Why is court-appointed counsel problematic?

Why is court-appointed counsel problematic?

Lack of resources. Public defender offices are underfunded and understaffed, so they lack the resources and tools necessary to defend clients. Faced with limited resources and budget cutbacks, many court-appointed lawyers simply don’t have the means to properly investigate the facts of your case.

Can you sue a court-appointed lawyer?

Not only is the alleged incompetence of the attorney outside the scope of the Civil Rights Act as consistently inter- preted by the courts, but at least two courts of appeal have held that court-appointed attorneys are absolutely immune from tort liability for their official acts as a matter of law, regardless of …

Are court-appointed lawyers any good?

Court-appointed lawyers aren’t necessarily less skillful than retained counsel and are often just as good or better. Still, some situations call for a request for a substitute. The Sixth Amendment guarantees the right to the assistance of legal counsel in all felony cases.

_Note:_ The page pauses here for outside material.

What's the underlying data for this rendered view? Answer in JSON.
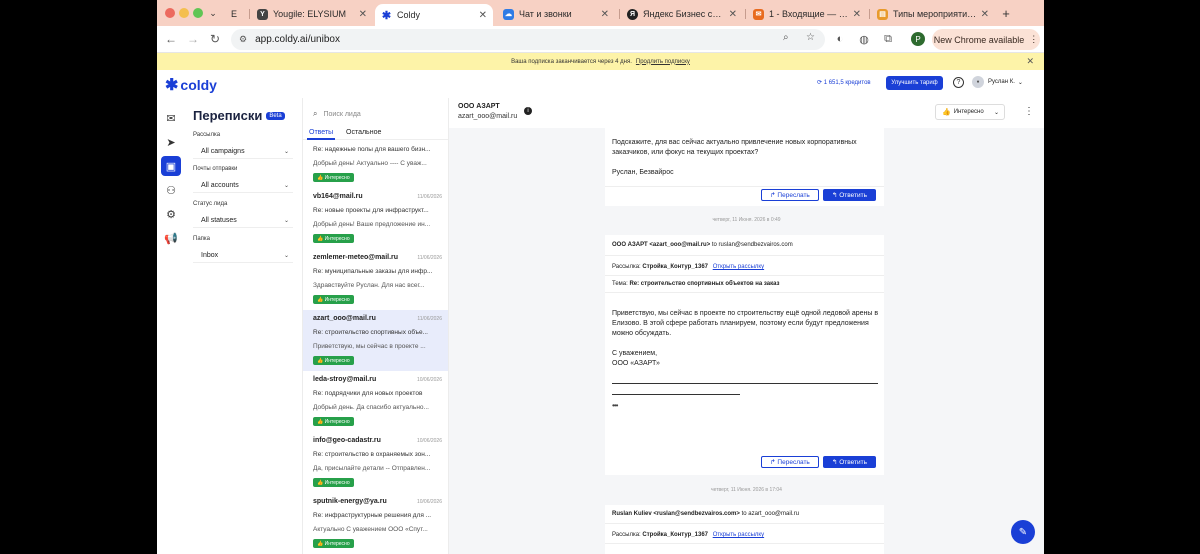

What if lawyer gives wrong advice?

Lawyers who give improper advice, improperly prepare documents, fail to file documents, or make a faulty analysis in examining the title to real estate may be charged with malpractice by their clients. As a defense, it can reduce or totally eliminate the lawyer’s recovery of fees.

How can I get rid of a bad court appointed lawyer?

Once you are through, the judge will turn to your lawyer and ask the lawyer to respond. The judge will then rule on your motion. If the judge grants it, your lawyer will be taken off the case and you will be assigned a new lawyer. If the judge denies your request, you will be stuck with your lawyer.

Are there court appointed attorneys in criminal cases?

Your use of this website constitutes acceptance of the Terms of Use, Supplemental Terms, IB Privacy Policy and Cookie Policy. Do Not Sell My Personal Information Most criminal defendants are represented by court-appointed lawyers who are paid by the government.

Can you replace a court appointed Attorney?

You can always replace a court-appointed lawyer (public defender, alternate public defender, or panel attorney) with a private lawyer without the court’s approval. And vice versa; if you qualify for appointed counsel, you can always fire your private lawyer and opt for appointed counsel.

Can a judge fire a court appointed lawyer?

And vice versa; if you qualify for appointed counsel, you can always fire your private lawyer and opt for appointed counsel. One important point to keep in mind, however, whenever you are changing lawyers to suit your personal preferences, the judge may or may not give your new lawyer time to get up to speed.